When my uncle finally finished, grandpa touched his son’s shoulder. Then he lightly slapped Uncle Ted’s cheek. Grandpa went outside and down the steps, and both of us followed. There at the bottom was Pepe, sliding along the sidewalk. Grandpa gestured toward the quivering mass. "Yessir. You're going to want to burn that, son." Grandpa checked his posture, adjusted his clothes, then exhaled into his palm and sniffed it. He walked down the lawn toward the gossamer silhouette approaching from up the street. Grandma. She reached the yard and stopped there, waiting patiently. Her skin was desiccated and she was impossibly thin, but she was herself and she wasn’t rotten and we recognized her instantly. She waved to us, and soon grandpa was at her side, having already taken her hand, and they walked around the house at a leisurely pace, together, into the backyard.
There were two gas cans grandpa had filled and set down by the shed, and I picked them up as I was instructed. My vision shimmered now, with a lump in my throat that I felt would be with me for a very long time after, but I continued to follow behind my grandparents, solemn and reverential. They sat on the grass in the middle of the backyard, hand in hand, gazing up at the night sky. I took a moment to pour a little gasoline on the quivering Pepe-mess that Uncle Ted carried around back on a shovel. I worried a little about nosy neighbors, but the surrounding six foot high fence left me relieved with knowledge that this would remain a private ceremony.
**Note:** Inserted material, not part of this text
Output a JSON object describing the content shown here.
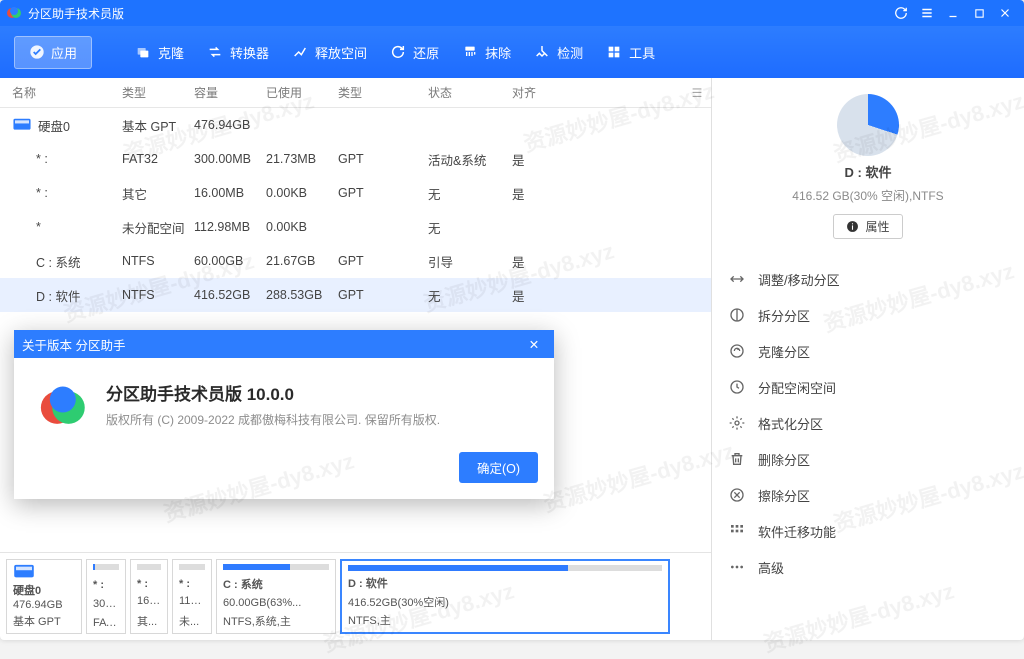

Grandpa really did prepare as much as he was able to on his own.
I prepared to do what grandpa requested of me when Uncle Ted held me back with an outstretched arm. “Wait a minute, Tom,” he said. My uncle walked over to his parents and kneeled down behind and between them. He hugged them both for a very long time. When he finally let go, Uncle Ted asked, “Why would you do this, dad? Why would you put mom through this? It’s just so cruel and selfish to demand she come back for you like this.”
Grandpa turned to look at him, but grandma touched grandpa’s shoulder, then put Uncle Ted’s hands in hers. “Oh, Teddy. Sweet Teddy. I asked him for this. I was afraid of being alone, and I made him promise that we would move on together.” Grandma caressed her son’s face lovingly. “No one should ever have to leave this world alone.” She smiled at me and returned to watching the heavens with grandpa.
Uncle Ted walked back beside me and stood to my left. We were both crying, and we both understood. Grandpa and grandma sat there for a while, holding each other, then they looked back at us. They both smiled then, and after a pause, Grandpa nodded. I went to them with the gas cans, and I see that Uncle Ted followed me and remained at my side. I wondered if he was going to try to stop it from happening but, remaining silent, he took half of my responsibility upon his own shoulders.
We doused them both thoroughly, determined to do as we had been asked. Grandma rested her head on grandpa’s shoulder. I mustered the strength to see it through. My hands shook as I lit the match, fighting back tears as I set them both alight.
They didn’t scream; they didn’t even react to the flames as they burned. They sat together, holding each other close amidst the white-hot blaze, their heads raised toward the sky. Together, they burned to ash, their embers rising and dancing in the air, to be caught by the winds and carried away toward whatever came next.
Click image below to read Part V of
by Konstantine Paradias & Edward Morris
only on the FREEZINE of
Fantasy and Science